Old Dogs and Blue Leopards
By Sylvia Dickey Smith
Not only can old dogs learn new tricks, but leopards can change their spots. You don’t believe me? I’ve “seen it” with my own eyes, for I’m that old dog leaping backwards over an inflamed barrel. I’m also the blue leopard with the big orange polka dots
In my bio, I describe myself as having been born backward–one foot first and left-handed–and seem to have done most things backward ever since. At seventeen, and still a high school junior, I married a preacher and soon became “the preacher’s wife.” Today, it’s difficult to imagine a girl, barely 17, take on that responsibility–a kid playing grown up. But I sailed along just fine, any answer I needed given to me by my husband. He even gave answers to many questions I hadn’t even asked.
I started college as a forty-year-old freshman and in a few short years gained a degree in sociology, a master’s in educational psychology, and then a divorce! Five years later, I got engaged, bought a house, took a honeymoon in Hawaii, and married in Las Vegas on the way home.
You still with me so far on this backwards thing?
After many years working in the human services field, I retired and took on a whole new career–I wrote a mystery book that soon turned into a series of three–so far. (The Sidra Smart mystery series. Dance On His Grave, Deadly Sins Deadly Secrets and Dead Wreckoning.)
Now, I find myself in the midst of rebranding myself as a writer of women’s fiction. Why? I’ve realized that is where my passion is. So, I might write mystery, historical fiction, or something else, but whatever I write, it will feature a strong woman. Of course she likely won’t start out that way, but by the time I’m through with her, she will be.
Think that’s a reflection of my life? You bet your bottom patootie it is!
One thing I’ve learned is it makes no difference whether you live your life backwards or forwards, the important thing is that you LIVE IT!
Never say never. Never not do something because you think you’re too old, too dumb, too smart, too whatever. If you want to do it, go for it.
My latest book is A War Of Her Own, set during a fascinating period–World War II. A small town’s population explodes 700% almost overnight when local shipyards gain contracts to build destroyers, destroyer escorts, landing craft, tugboats and the like. People still suffering the backlash of the Great Depression flood the town for jobs for the taking. Soon, all hell broke loose. Society and culture changed right before people’s eyes. Women took jobs previously performed by men–and did them well! Many families slept in rented “hotbeds”–beds still warm from the body of the person who just arose and went to work at shipyards that ran around the clock. War housing was built over night on river sand pumped in from the river bottom.
I recall many stories over the years about what life was like. I’d tuck those ideas away, pull them out and work on the project for a while. Then I’d stall over the hook and put it aside. Many stories revolve around family secrets, but I didn’t know that of my protagonist Bea Meade’s. Then several elements in my life clicked and the whole idea cemented itself in my psyche.

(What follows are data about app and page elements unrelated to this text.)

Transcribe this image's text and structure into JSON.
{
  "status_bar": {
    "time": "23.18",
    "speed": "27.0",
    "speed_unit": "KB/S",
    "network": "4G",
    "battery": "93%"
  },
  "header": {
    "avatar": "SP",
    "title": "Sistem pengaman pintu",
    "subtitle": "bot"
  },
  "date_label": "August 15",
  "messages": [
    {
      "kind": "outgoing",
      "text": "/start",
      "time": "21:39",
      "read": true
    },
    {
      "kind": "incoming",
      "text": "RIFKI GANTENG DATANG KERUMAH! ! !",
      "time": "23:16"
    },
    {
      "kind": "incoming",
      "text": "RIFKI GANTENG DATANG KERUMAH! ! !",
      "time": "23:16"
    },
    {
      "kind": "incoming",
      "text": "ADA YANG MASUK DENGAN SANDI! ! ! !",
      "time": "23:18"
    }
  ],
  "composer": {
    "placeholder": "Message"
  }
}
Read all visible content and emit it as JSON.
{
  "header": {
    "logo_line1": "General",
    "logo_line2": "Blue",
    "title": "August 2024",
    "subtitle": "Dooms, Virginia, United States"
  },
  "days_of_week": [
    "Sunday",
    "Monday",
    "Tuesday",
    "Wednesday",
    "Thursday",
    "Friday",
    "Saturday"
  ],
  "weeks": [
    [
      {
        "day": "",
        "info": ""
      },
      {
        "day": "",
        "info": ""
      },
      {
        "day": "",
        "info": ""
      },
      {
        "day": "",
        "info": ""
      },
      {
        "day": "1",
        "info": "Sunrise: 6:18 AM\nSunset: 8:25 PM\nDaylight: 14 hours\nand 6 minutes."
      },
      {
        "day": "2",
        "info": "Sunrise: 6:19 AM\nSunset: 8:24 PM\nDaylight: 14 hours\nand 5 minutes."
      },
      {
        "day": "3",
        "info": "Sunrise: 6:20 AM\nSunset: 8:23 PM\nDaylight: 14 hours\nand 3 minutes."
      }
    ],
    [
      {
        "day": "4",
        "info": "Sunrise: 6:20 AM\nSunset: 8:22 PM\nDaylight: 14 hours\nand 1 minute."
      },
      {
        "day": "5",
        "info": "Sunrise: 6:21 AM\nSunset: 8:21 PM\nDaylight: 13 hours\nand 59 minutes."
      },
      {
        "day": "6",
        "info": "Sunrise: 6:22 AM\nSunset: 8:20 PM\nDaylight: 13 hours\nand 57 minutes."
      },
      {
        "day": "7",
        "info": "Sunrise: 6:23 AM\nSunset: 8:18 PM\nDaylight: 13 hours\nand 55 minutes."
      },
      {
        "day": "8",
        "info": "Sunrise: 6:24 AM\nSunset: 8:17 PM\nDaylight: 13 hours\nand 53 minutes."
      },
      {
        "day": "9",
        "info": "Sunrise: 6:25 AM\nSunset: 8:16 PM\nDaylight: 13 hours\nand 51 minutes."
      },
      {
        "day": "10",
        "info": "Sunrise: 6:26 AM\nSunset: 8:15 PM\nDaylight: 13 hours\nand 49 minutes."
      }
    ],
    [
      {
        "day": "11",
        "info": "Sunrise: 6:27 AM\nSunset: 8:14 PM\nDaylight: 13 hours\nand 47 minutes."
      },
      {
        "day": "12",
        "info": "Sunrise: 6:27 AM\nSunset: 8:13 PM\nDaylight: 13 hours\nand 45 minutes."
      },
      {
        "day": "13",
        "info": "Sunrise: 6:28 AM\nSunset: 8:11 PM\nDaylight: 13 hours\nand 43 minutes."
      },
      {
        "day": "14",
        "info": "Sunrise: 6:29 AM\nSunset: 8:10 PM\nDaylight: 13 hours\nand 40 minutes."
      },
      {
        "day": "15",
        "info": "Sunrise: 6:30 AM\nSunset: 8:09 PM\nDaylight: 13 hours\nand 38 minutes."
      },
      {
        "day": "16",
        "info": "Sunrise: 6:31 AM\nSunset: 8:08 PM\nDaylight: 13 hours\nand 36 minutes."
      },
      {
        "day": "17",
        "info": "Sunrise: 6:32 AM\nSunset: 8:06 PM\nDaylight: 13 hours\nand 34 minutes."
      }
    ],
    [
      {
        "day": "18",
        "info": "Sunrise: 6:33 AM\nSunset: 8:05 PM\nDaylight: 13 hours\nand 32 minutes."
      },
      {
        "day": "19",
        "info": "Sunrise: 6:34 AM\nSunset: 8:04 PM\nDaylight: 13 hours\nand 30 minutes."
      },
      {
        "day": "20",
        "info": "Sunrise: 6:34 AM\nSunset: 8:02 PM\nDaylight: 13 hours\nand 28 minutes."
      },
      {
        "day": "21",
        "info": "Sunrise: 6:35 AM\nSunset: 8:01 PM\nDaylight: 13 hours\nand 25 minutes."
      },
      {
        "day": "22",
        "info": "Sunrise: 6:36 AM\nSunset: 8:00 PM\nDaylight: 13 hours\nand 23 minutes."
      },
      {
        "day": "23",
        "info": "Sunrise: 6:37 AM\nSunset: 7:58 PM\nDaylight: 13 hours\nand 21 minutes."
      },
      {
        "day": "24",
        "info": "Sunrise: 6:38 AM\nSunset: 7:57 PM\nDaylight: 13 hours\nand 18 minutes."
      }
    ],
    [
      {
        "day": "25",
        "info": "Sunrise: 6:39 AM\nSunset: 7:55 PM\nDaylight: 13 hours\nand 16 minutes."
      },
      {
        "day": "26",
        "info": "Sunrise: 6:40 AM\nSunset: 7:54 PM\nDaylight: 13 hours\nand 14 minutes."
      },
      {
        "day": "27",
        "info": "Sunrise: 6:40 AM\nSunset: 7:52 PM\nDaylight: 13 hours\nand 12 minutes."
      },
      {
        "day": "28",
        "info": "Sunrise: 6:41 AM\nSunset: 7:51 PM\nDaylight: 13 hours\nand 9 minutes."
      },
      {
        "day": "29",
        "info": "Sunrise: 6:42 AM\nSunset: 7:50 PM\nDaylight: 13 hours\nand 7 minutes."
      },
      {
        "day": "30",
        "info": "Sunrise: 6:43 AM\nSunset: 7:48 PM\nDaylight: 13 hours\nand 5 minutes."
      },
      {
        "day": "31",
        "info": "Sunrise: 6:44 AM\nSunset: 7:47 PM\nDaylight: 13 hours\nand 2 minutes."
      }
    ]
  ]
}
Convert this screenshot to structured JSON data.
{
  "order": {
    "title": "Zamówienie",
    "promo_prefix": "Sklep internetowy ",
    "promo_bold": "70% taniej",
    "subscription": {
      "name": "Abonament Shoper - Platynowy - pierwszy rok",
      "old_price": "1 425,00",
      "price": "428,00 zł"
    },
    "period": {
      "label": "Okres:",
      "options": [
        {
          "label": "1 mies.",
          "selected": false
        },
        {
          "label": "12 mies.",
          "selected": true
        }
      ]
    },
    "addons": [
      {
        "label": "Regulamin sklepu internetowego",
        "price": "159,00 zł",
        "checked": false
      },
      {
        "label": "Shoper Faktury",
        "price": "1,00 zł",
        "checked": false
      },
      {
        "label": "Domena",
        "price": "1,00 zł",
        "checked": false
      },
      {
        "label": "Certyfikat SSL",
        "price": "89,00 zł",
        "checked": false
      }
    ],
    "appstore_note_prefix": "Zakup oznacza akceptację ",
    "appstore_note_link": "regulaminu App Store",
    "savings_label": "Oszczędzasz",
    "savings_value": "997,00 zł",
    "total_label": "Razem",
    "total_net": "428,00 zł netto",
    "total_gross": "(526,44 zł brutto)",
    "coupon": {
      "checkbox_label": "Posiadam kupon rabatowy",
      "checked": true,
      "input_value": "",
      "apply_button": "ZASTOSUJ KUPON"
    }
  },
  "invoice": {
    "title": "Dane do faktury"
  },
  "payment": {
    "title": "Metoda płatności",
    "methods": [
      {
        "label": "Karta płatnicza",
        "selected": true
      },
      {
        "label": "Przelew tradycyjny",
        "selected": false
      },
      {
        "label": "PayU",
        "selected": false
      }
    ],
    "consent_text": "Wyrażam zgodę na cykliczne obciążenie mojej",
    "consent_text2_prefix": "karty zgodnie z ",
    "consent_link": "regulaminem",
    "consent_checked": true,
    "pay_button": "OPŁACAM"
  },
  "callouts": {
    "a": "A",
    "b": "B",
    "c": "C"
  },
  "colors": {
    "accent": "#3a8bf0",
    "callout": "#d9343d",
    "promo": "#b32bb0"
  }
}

Bea Meade reminds me so much of my mother (and her sisters) who worked at the shipyard during the war and dealt with a world changing faster than could they. It is important we remember those years. They held great significance for women who, for the first time, moved into the work place in record numbers and performed jobs heretofore performed only by men.
A War Of Her Own is available for sale at online bookstores like Amazon.com and Barnes & Noble.com and brick and mortar bookstores. Autographed copies are available to order on my website at: www.AWarOfHerOwn.com